That's where Carrie came in. Her and Angel lived in the same dorm (there were really only three on campus, one for guys, one for girls, and one that was co-ed), Jean lived there too. By coincidence, Angel had become friends with Jean and was in her room studying one evening when Carrie came by.  She wanted to visit Rat but didn't want to walk across campus alone. She had come to ask Jean to go with her. Instead, Angel borrowed Jean's coat and went with Carrie.

When Carrie and Angel came through the door, Al and Randall both thought Angel was Jean. When she turned around, Al lost all contact with reality. The rest of the evening was a glorious blur. What Rat and Carrie did, he had no idea, they could have been drinking beer and smoking pot, he wouldn't have noticed. The rest of the evening - and on into the morning - just flew by. Rather than talking, Rat had an electronic typewriter and Al and Angel spent the time typing back and forth to each other - the worlds first text messaging conversation. That first flirtatious meeting was preserved on page after page of innuendo filled typing paper.

Lost in thought and memory, he hadn't realized the ceremony had started. The preacher was going on and on about who knows what. He supposed that he could watch the video tape later if he really wanted to know what was being said.
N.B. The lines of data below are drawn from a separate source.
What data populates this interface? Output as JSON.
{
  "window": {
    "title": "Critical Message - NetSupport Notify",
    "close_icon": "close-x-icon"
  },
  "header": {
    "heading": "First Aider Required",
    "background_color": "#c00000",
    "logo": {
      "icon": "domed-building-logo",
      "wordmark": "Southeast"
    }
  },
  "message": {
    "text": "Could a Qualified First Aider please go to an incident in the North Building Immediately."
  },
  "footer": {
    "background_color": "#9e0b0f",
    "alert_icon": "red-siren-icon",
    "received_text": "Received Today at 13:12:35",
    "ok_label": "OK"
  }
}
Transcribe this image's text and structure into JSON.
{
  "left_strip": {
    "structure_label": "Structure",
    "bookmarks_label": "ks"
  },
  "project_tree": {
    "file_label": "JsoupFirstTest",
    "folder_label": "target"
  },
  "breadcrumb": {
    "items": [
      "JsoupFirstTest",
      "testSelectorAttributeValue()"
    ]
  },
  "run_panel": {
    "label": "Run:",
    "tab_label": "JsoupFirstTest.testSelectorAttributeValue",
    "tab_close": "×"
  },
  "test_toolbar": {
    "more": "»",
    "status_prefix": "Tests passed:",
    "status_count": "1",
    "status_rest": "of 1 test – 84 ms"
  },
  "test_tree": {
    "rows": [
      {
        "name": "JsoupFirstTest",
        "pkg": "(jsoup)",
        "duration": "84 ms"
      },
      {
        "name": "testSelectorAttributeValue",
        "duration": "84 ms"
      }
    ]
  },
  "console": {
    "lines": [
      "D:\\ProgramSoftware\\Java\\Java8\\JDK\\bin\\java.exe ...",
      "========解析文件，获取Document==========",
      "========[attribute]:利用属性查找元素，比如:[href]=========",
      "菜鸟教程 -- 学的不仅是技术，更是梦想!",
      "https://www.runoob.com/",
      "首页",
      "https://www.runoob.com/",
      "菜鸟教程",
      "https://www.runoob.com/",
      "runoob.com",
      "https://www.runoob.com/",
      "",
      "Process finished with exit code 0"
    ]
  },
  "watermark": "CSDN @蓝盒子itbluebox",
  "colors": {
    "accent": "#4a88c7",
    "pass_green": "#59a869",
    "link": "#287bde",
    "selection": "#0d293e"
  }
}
Someone was singing... Oh, right. He and Angel had invited someone to sing. A couple of someone's, actually. Oh, man, that was a long story, but one of the performers was Katie.

Katie was a good friend of Angel and Al's from Wesleyan college. She was a music student, as they were, with an amazing voice, and was in band and choir with both of them. As their relationship heated up, things seemed to go bad between them and Rat and Carrie; two sexually-active couples sharing a room never does go well. While their friendship, on the surface, seemed ok, there were just some things that weren't as smooth as they used to be. Soon, Rat had a new friend, Eric, who wanted to be his roommate. Eric had an amazingly over-bearing personality and had actually packed Al's things, leaving him without a home on campus. Katie helped Al get into the co-ed dorm where she lived. He ended up with a private room - allowing his relationship with Angel to develop in seclusion. Was that a good thing? Time would tell. Vicious rumors began going around, but that only pushed them closer together. As the school year ended, Angel and Al left together, knowing they probably wouldn't be back the next year. Their relationship with Rat and Carrie would smooth out, but the small town college would be behind them.

The ceremony was ending. Al kept stealing glances at Angel out of the corner of his eye. She was astoundingly beautiful in her veil. The preacher just kept droning on and on. Did other weddings last this long? Even though they had been living together since they left that small college in McLars, this ceremony had come to mean everything. It somehow justified everything they had been through, it tightened the laces, it made it all worth while.

As they kissed, turned, and walked through the applauding crowd, he knew: not all roads led home, but he didn't need to travel any more roads - he was home.

To Be Continued....(?) (I'm not inspired yet)

Author's note: the events and locations in this narrative are fictionalized versions of experiences from my life. The characters are fictitious and do not represent real people, living or deceased.